Need a new camera or looking to upgrade. Here are a few recommendations. Remember cameras are just tools, you need to choose the right one for the job.
Point & Shoot Cameras
Ricoh WG-30W is a great family camera. Waterproof, shockproof, and virtually kid proof (don’t open the battery compartment while underwater) it is perfect for when your DSLR is too big, too heavy, or too delicate. I’ve had several generations of these, I use mine when going to the beach, snorkelling, hiking in the woods and snowboarding. The sensor is small and image quality is not comparable to a DSLR, but it allows you to get shots you’d otherwise miss. The macro feature works really well also.

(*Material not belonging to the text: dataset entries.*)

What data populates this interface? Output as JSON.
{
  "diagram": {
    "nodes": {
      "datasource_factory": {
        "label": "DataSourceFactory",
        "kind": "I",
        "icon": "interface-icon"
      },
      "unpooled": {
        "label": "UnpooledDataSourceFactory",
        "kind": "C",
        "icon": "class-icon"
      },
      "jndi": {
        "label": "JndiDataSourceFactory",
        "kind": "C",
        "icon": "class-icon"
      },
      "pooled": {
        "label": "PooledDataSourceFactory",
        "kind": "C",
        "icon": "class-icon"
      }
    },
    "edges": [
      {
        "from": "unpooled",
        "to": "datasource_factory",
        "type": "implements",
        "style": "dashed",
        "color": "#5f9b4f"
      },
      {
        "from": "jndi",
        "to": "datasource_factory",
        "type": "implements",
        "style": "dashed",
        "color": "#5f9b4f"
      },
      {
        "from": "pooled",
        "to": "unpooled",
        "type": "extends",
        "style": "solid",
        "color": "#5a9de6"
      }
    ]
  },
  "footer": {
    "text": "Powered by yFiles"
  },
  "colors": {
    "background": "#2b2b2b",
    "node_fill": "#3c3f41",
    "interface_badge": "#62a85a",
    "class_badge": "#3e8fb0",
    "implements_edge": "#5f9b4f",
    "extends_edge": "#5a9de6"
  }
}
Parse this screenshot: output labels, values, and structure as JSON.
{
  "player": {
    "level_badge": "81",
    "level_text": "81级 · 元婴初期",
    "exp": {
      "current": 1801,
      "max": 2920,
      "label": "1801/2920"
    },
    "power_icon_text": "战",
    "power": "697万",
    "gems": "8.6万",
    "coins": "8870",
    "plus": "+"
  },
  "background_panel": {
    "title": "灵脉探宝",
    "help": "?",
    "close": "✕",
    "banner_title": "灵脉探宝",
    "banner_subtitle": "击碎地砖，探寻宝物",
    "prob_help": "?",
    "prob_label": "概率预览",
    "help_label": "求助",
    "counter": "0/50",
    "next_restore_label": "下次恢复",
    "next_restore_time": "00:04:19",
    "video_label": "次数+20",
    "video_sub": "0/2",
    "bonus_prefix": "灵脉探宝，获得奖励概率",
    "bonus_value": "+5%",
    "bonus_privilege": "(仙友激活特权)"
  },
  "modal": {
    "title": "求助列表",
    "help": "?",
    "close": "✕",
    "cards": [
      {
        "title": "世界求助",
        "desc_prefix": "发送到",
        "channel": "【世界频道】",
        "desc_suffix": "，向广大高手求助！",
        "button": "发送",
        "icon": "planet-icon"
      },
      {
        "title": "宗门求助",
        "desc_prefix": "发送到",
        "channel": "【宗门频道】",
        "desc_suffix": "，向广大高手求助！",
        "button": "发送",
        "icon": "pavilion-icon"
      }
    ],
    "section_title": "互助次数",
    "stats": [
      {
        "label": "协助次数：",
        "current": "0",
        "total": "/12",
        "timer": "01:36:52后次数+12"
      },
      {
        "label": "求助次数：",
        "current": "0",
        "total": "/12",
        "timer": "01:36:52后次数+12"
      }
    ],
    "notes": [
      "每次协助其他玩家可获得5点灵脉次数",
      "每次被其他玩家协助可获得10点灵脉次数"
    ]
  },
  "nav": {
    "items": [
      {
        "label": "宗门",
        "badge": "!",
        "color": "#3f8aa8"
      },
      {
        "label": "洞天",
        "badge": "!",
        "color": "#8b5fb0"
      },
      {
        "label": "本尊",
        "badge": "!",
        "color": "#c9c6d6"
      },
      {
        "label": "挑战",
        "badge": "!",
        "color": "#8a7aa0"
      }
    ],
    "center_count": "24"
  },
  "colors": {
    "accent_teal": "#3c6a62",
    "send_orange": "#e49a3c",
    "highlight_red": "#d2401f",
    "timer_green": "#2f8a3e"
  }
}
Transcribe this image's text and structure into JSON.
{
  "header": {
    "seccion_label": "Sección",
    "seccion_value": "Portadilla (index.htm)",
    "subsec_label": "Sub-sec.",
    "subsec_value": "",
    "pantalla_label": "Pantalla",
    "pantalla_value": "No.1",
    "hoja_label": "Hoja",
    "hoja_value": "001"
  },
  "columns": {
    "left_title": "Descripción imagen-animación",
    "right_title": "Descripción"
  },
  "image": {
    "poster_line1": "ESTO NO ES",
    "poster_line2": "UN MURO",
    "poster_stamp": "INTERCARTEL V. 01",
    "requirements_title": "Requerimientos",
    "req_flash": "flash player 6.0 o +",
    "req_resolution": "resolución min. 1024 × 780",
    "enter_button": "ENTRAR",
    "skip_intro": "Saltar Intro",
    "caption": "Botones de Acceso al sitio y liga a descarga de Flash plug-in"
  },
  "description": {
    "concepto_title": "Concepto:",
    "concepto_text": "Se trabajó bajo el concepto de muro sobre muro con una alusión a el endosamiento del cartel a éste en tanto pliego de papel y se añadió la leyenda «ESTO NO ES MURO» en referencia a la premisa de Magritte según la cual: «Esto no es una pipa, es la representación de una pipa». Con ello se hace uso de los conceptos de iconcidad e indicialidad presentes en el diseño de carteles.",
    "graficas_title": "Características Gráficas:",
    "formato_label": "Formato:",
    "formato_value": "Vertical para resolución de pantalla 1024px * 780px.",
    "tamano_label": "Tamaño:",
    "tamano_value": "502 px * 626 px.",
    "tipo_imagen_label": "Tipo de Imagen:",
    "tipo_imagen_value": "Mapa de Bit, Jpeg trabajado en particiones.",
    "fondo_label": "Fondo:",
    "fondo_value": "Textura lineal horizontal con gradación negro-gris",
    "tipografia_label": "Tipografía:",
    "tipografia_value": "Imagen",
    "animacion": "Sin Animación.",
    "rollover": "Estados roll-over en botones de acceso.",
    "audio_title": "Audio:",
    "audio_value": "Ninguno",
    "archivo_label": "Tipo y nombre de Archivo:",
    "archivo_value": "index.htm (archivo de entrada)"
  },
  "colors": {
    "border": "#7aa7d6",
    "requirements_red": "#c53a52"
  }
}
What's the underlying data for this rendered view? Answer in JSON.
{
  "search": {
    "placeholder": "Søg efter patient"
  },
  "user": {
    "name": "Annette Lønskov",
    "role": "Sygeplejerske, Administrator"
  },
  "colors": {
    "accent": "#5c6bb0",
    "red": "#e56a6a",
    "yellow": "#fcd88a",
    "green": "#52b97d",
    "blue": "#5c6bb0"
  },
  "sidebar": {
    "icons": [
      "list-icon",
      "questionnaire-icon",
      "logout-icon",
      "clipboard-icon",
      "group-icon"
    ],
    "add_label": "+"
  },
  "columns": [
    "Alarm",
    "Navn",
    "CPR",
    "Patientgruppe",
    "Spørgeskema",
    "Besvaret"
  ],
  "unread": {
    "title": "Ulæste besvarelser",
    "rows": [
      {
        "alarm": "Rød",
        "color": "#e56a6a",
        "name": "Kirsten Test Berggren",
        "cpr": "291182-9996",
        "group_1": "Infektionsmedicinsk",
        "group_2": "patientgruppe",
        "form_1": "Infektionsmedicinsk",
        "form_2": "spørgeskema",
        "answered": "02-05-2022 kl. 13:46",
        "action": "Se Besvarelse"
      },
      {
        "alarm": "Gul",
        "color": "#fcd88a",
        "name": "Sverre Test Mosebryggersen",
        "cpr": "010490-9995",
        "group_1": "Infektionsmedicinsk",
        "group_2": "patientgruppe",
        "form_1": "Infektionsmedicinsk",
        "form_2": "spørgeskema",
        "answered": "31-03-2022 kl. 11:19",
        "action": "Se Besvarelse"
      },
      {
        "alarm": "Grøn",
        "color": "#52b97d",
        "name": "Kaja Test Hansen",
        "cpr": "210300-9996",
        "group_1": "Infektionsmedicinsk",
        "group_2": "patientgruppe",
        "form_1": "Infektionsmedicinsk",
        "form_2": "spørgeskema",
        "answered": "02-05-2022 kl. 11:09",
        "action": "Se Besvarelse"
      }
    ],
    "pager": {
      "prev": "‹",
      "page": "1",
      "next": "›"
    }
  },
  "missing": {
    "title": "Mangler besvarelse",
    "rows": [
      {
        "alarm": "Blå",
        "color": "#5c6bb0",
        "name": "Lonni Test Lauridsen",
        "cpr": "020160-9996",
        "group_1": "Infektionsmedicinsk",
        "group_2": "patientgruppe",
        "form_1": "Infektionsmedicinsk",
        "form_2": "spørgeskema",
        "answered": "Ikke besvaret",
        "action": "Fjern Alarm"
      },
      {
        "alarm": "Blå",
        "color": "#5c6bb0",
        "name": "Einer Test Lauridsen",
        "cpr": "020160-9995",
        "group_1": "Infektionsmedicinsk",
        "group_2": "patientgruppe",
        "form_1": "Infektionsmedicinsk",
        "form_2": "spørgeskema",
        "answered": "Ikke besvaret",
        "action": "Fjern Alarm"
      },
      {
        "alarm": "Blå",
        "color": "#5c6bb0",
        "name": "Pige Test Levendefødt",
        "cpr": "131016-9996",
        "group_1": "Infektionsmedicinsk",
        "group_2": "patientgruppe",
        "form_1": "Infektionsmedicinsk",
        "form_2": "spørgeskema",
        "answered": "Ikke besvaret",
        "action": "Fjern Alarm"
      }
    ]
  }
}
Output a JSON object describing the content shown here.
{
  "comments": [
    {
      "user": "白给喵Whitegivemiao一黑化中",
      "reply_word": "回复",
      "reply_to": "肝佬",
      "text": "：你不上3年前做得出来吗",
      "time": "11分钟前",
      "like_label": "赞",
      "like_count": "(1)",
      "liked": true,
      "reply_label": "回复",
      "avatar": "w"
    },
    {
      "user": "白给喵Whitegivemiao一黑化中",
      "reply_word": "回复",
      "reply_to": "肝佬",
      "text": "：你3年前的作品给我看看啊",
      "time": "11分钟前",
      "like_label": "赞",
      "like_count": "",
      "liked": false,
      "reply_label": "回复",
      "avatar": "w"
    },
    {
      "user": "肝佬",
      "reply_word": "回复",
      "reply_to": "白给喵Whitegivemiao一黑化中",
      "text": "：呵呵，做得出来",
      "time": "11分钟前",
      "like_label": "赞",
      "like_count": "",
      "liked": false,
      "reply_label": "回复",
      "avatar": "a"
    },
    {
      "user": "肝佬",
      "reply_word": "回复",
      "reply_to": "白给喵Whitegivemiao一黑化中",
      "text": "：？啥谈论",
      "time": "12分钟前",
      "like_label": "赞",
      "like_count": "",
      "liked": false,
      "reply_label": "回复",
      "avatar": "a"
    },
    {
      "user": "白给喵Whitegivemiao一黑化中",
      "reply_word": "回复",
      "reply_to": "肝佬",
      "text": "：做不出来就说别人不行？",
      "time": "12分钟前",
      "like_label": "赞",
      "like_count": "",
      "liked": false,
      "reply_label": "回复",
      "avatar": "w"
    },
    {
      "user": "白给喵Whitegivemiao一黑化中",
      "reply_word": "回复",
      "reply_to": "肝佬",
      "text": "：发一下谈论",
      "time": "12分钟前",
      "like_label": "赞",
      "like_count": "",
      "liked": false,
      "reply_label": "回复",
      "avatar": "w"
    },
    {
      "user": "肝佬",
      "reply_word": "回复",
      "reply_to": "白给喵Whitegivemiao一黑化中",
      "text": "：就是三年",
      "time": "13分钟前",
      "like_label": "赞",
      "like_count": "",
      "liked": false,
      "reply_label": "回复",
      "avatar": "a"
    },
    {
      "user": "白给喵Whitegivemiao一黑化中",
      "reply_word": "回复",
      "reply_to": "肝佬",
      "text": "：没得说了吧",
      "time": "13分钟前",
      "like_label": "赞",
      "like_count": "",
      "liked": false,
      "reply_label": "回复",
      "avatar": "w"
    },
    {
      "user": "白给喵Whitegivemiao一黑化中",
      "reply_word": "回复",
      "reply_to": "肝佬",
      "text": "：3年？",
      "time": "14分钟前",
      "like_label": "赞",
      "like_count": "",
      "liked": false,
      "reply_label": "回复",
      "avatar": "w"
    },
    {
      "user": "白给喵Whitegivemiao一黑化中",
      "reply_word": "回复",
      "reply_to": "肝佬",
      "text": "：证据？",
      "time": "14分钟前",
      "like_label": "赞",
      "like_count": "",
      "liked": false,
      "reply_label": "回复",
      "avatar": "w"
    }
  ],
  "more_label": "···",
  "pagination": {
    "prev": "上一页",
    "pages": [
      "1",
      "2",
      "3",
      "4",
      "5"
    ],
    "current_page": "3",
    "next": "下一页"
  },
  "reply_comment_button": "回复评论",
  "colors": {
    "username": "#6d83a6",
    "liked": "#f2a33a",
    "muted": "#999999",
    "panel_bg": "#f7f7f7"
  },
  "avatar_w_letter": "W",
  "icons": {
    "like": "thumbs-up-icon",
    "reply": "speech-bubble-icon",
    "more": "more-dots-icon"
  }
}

APS-Sensor Cameras and Lenses
These DSLR cameras will allow you to take creative control of your photography. The sensors are much bigger than most point and shoot cameras enabling you to isolate your subject on a blurry background. All the major camera manufacturers produce great APS sensor cameras, and most entry level models will come as a kit with one or two zoom lenses.
Buying a first camera? Choose one that feels good in your hand. Talk to your friends, having the same brand as them will allow you to trade lenses or help when you can’t find a particular function in the menu.
Here are a selection of great APS sensor cameras. The all have around 24MP and the price is around 1000 dollars (body only). I’ve listed them in alphabetical order, and as to which one to get, that’s personal preference. The Pentax and Sony have the advantage of built-in stabilization. The Sony has an electronic viewfinder which means that you can see what you’re going to get in terms of exposure, but it’s a very different photographic experience. Personally I think Pentax gives you the most bang for your buck, but then again I’m biased 🙂
Canon EOS 80D 24MP CMOS Sensor wifi
Nikon 7200 24MP CMOS Sensor Wifi dual SD slots
Pentax K3II 24MP, In-body stabilization, great weather sealing. Dual card slots.
Sony A77II 24MP Electronic Viewfinder, In-body stabilization
One of the best choices for a first lens or an additional lens to your kit package is the “nifty fifty” a 50mm lens with a wide maximum aperture. All these are lightweight, reasonably priced, and work on both APS and “full frame” cameras. The wide maximum aperture will allow you to take portraits with a shallow depth of field.
Another great option is a fast zoom lens. Full-Frame f2.8 zooms are expensive, but the Sigma 17-50mm 2.8 lens is cheaper as it’s designed exclusively for APS cameras. At US$420 it’s a bargain. I keep one attached to my Pentax K3 pretty much permanently.
Another option would be to get the event faster Sigma 18-35mm F1.8 Art lens. This would work well when paired with a similarly fast nifty fifty.
Full Frame 35mm Cameras and Lenses
“Full frame” cameras have a sensor about 1.5x larger than those found in APS sensor cameras. This means you can have more megapixels at the same pixel density, or the same number of megapixels at a lower pixel density. The result is more detailed or images, or lower noise at high ISOs. A larger sensor also means it is easier to create a shallow depth of field when shooting portraits. There is a big jump in price moving up to Full Frame cameras, and it also means you now have to use Full Frame lenses to cover the entire sensor. Canon, Nikon, Pentax, and Sony all make their own full frame cameras that have sensors around 40MP. The Sony A7RII is odd one out with its electronic viewfinder, and ability to shoot 4K. Once again the Pentax is the bargain of the group.
Canon EOS 5DS R 50MP
Nikon 810 36.3MP
Pentax K1 36.4MP In-body stabilization, great weather sealing. Sensor shift technology.
Sony A7RII 42.4MP In-body stabilization, 4k Video, Mirrorless, Electronic Viewfinder
The choice of lenses is of course dependent on what you’re shooting and your style. The 24-70 f2.8, and the 70-200mm f2.8 are the workhorses of many professional photographers. An ultra wide zoom such as the Pentax 15-30mm, Canon 16-35 or 11-24, Nikon 14-24 or the Sony 16-35 may be useful when you need a really expansive field of view.
Portrait photographers often have a favored focal length and fast prime lenses. For many years 85mm lenses were the go to portrait lenses for 35mm, but the 135mm (or simply using the 70-200) are very popular now.
Sports and wildlife photographers often use the super telephoto lenses that enable you to get in on the action from far away. The big glass is expensive and heavy, but you can save money by purchasing the slightly slower lenses (f4 rather than 2.8) and increasing your ISO by a stop.